I am friends with, shall we say, a lot of people.  Young, old, odd, normal, the whole lot.  What about young people today who are actively engaged in searching out a long-term relationship partner.  Are there any?  I see plenty of status updates, pictures, and chatting but I don't see too many dates with fully engaged intentions of seeking out a relationship.  You know, the kind of relationships that will carry us way out into our 60s, 70s or even 80s.  Dare I go out on a limb here and say that I think we are happy with the way all of the aforementioned websites and apps have allowed us to not have to deal with the actual reality of 10-, 20, 30-plus year relationships.  I'll shoot you a picture but I certainly don't want to have to wake up next to you -- well, more than one or two mornings, anyway.  We don't have to work at anything anymore.  I will simply defriend you if I don't like you.  Well, either that or just "hide" you to avoid an actual, live, in-person conversation or confrontation about an issue. 

I would guess that it is easier to handle the virtual life rather than real life.  It requires little.  It costs me next to nothing.  And I don't have to practice my communication skills.  I can tell you that I'm 40 when I'm actually 50 because the chances of us ever meeting are next to none.  I can say "LOL" or "WTF" because it's fast, easy -- and we all know what they mean nowadays.  I can "like" your status update or make a quick quip or snappy comment about your two sentences.  And leave it at that.  That's it.  The extent of our relations many times now.  Someone said to me a while back that "I'm too scared of real life to actually live it."  Virtual life is much easier. 

What do you think the long-term effect is on our world?  Our families?  Our homes and relationships?  Or work world?  What do you think that the family unit will look like in 50 years?  Or homes?  I think our homes will exist virtually rather than actually.  Humm.  Food for thought. 


Dave2 said...

I waffle. On one hand, I think the ease of forming online friendships is breaking down barriers every day, and our society if moving forward for the better because of it. On the other hand, personal communication is a dying art, so the bonds we form as humans are weaker than they've ever been. So we're moving forward into a brighter future together... we're just not doing it holding hands.

Humanity is nothing if not adaptable. I'm sure it will all work out in the end... but I have no idea what it will look like.

Jim said...

I heard a new phrase recently and I like it. In fact I'm going to use it more. When I am one-on-one with a person I want them to be "fully engaged" or fully "in person" with me. This means they must be "off the grid" of all social media and be fully present with me.

Mark in DE said...

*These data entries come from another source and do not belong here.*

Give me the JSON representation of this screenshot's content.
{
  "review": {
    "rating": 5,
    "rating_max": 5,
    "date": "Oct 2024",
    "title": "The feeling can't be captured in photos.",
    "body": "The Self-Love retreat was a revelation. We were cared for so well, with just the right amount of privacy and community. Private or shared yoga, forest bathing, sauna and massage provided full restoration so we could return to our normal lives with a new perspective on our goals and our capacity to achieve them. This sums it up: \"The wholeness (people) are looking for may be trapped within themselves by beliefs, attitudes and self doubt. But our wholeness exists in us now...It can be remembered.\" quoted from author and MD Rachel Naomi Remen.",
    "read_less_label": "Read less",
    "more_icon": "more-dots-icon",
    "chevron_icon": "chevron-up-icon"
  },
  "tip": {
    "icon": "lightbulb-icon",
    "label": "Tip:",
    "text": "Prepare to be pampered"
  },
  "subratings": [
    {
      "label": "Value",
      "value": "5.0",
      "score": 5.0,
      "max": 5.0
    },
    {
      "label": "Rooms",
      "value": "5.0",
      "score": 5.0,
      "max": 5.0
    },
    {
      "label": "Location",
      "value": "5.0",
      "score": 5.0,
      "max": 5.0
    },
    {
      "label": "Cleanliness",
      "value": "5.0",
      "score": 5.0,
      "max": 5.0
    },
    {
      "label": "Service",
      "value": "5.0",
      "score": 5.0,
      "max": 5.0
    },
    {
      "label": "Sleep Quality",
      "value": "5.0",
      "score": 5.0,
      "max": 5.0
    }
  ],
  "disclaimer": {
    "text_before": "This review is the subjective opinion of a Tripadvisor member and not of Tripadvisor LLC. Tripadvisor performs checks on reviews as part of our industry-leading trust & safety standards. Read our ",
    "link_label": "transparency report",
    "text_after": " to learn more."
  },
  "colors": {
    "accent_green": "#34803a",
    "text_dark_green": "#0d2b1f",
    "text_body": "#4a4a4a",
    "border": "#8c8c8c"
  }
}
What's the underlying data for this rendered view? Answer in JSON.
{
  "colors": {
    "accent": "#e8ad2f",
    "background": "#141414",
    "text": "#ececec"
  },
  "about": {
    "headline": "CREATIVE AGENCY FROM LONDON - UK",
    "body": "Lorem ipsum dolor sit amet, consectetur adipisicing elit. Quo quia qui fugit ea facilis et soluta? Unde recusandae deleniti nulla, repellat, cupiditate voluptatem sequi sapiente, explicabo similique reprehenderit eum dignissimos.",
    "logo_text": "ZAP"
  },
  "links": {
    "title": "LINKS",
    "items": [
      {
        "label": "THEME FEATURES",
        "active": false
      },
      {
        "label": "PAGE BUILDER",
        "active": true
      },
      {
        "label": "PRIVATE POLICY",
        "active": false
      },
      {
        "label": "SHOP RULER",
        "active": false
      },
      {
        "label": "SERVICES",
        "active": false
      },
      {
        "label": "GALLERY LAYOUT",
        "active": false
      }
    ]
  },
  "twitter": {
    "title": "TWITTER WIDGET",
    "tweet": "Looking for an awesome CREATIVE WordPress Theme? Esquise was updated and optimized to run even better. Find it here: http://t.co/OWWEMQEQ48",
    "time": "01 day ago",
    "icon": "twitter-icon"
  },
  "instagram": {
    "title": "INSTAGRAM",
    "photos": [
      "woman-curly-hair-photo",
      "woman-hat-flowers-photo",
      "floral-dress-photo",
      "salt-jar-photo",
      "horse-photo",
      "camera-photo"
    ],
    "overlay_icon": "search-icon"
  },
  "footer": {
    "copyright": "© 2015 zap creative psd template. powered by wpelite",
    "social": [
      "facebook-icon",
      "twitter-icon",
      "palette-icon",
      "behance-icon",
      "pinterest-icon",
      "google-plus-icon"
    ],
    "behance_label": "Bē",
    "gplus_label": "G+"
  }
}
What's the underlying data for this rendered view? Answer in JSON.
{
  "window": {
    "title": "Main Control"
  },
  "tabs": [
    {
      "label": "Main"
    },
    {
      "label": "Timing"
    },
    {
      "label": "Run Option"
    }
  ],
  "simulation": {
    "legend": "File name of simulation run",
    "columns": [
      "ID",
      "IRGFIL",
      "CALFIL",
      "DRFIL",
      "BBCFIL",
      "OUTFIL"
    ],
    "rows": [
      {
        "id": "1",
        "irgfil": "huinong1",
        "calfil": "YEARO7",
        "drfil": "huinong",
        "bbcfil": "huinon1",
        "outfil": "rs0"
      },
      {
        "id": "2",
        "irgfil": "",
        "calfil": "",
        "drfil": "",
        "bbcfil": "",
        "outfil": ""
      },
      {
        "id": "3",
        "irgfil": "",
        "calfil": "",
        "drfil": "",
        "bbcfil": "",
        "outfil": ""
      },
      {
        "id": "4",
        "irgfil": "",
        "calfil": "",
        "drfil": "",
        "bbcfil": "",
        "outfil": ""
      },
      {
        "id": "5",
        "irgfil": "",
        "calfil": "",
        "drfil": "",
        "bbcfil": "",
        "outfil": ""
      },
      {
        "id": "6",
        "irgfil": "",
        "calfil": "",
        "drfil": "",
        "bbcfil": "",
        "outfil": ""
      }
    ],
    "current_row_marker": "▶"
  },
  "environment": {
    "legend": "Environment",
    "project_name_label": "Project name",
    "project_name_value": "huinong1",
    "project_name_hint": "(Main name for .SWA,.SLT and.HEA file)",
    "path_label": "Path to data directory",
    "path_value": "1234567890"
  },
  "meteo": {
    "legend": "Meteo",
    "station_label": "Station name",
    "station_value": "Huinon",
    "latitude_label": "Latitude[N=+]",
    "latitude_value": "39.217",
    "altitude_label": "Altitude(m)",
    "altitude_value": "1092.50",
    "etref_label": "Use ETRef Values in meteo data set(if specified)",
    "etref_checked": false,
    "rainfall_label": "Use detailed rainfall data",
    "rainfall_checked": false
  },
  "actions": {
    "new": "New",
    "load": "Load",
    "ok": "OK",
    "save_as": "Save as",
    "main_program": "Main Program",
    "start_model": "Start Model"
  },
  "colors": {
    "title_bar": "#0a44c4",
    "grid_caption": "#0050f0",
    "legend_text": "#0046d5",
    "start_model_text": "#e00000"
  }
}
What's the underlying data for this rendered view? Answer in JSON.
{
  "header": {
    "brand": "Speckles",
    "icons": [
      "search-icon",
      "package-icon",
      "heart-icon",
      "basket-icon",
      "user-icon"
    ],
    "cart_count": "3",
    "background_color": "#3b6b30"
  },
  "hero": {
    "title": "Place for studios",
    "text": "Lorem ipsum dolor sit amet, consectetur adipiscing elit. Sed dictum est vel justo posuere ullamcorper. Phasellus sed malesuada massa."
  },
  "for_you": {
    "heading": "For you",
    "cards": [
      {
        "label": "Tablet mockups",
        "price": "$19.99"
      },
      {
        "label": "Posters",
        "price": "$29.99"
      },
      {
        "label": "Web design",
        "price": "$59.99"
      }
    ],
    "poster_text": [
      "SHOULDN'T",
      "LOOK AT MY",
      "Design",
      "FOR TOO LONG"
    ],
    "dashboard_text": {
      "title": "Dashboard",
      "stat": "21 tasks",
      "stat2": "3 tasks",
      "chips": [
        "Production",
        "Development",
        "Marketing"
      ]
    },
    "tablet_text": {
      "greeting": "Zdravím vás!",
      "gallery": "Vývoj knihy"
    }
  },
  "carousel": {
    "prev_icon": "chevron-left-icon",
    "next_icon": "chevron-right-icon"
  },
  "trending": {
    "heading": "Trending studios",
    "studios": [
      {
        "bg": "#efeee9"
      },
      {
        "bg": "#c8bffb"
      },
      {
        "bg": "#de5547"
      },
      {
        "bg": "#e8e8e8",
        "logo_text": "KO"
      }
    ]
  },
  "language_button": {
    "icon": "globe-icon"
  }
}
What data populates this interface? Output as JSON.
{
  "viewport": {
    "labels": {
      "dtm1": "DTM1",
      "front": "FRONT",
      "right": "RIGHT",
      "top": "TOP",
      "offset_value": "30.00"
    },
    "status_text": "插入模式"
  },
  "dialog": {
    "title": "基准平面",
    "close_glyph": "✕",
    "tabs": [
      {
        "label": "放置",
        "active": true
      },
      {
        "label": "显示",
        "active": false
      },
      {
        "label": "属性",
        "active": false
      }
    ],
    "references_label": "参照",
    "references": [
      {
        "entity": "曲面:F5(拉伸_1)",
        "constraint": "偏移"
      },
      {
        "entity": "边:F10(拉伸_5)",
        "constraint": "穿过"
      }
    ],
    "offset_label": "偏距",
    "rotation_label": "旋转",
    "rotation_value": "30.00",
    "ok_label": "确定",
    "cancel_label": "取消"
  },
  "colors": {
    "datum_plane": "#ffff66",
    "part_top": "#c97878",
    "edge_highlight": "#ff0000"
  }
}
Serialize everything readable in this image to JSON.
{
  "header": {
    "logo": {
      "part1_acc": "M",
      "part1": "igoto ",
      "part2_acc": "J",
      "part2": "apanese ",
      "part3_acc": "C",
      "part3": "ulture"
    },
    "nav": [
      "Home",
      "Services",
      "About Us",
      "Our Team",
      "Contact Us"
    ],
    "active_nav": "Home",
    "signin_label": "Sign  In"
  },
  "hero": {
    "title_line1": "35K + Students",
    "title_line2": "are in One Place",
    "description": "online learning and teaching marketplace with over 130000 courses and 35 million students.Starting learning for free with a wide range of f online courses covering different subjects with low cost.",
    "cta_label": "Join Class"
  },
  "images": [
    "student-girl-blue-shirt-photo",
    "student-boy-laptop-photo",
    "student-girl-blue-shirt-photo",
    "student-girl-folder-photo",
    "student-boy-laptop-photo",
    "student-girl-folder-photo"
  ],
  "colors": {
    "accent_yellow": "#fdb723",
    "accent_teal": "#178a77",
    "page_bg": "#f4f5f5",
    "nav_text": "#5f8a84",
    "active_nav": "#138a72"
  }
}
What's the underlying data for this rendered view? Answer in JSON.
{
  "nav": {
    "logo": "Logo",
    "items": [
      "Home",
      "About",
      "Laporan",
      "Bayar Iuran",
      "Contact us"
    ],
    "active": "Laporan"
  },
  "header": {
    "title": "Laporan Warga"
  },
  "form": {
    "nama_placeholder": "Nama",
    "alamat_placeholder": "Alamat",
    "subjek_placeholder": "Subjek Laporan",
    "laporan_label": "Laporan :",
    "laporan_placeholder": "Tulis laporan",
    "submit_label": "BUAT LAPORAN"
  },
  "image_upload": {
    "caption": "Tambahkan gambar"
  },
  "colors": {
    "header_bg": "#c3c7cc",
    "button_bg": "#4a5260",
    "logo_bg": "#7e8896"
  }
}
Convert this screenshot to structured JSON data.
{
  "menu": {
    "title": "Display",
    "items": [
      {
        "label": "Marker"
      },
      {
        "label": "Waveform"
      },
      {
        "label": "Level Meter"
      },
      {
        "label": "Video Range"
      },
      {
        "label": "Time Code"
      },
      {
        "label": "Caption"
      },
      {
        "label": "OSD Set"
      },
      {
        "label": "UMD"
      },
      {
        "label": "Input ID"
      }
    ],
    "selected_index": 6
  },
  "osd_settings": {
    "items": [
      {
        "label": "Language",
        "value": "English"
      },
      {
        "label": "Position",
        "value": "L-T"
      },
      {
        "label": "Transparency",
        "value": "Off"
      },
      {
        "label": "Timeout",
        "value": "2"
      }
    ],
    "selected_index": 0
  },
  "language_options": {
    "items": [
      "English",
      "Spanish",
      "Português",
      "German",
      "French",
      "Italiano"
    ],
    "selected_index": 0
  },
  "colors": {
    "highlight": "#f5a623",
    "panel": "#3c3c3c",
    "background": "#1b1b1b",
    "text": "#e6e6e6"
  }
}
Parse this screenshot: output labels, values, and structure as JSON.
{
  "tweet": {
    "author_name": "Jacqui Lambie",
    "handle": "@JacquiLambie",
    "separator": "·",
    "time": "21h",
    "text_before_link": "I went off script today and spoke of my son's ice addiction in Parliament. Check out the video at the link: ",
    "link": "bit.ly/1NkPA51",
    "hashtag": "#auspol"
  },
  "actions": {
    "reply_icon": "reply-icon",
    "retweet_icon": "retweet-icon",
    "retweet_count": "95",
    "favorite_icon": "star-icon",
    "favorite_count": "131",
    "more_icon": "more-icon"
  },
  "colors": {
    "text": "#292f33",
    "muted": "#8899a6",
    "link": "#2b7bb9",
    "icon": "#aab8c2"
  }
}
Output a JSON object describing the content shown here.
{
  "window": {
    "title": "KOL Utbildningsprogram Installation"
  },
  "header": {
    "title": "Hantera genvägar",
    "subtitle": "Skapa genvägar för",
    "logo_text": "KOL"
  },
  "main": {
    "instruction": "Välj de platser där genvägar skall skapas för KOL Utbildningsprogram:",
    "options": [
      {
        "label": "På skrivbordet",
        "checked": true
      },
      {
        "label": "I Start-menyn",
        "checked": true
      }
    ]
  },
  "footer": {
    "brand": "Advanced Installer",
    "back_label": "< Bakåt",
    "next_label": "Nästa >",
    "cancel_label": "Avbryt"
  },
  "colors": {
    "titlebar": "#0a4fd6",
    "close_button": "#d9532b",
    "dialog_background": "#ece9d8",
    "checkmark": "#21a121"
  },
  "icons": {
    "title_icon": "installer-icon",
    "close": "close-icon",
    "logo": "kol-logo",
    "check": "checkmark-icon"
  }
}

Most of those websites have their place. Facebook allows me to passively stay in touch with 500+ people with whom I could never keep up with if I had to call them on the phone or see them in person. But looking for a long-term relationship partner is different. You're not trying to keep up with them, you're trying to get to know them. This must be done in person. People need to be mature and keep technology in its place.